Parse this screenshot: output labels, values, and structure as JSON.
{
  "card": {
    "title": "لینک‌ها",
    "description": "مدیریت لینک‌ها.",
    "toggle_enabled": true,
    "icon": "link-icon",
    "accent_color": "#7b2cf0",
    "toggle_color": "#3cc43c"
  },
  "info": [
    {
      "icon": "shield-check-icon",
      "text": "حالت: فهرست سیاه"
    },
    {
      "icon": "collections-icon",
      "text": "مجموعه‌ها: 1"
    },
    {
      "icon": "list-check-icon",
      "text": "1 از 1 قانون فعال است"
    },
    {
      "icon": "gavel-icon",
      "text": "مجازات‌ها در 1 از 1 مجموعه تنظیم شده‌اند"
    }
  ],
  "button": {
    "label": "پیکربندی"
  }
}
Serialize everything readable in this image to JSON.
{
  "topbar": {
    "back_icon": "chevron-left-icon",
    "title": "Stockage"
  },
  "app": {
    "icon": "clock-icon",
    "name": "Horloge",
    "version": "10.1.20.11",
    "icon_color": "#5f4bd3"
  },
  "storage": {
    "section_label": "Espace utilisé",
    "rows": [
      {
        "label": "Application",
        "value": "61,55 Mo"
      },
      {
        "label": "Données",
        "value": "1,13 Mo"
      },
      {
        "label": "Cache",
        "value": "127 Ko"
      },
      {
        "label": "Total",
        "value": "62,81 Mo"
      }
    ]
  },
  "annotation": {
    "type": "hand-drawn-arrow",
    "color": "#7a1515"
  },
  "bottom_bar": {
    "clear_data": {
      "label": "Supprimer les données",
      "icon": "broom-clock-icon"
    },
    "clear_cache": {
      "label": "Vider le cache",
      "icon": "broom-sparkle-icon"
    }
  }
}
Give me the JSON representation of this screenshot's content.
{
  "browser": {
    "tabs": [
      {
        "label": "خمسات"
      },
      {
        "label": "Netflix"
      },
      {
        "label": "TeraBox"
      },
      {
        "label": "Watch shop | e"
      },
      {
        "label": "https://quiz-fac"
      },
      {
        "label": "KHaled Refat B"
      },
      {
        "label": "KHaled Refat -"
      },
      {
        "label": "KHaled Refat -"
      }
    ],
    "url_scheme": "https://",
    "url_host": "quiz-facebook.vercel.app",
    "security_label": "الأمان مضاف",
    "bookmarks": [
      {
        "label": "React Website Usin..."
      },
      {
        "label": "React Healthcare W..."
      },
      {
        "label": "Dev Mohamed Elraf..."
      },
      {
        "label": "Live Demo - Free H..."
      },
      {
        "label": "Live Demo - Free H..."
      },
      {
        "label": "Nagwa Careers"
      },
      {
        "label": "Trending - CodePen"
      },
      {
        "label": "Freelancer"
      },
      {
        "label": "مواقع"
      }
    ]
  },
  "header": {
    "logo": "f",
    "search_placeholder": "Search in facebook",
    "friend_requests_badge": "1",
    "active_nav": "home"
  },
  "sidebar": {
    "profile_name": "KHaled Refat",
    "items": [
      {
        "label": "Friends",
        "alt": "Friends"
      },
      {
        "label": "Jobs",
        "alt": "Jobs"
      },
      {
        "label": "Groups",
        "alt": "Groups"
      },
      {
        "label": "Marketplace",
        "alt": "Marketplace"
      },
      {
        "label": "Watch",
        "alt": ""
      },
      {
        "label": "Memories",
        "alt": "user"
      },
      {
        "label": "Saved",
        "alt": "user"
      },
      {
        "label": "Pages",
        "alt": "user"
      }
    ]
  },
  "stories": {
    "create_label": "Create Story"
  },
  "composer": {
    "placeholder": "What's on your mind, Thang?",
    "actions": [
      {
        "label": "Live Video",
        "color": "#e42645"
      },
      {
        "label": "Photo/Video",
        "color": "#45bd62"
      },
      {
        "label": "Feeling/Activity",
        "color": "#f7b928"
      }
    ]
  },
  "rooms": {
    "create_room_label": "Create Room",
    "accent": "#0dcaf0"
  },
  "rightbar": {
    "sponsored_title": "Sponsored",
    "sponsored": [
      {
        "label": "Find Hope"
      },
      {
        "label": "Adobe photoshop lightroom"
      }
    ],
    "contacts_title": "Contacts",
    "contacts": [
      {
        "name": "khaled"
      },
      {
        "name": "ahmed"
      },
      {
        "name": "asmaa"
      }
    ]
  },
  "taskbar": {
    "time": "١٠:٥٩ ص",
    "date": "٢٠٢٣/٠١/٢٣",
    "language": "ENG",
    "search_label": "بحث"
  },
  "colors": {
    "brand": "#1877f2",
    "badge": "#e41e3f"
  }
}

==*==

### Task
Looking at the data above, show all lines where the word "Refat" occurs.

### Response
        "label": "KHaled Refat B"
        "label": "KHaled Refat -"
        "label": "KHaled Refat -"
    "profile_name": "KHaled Refat",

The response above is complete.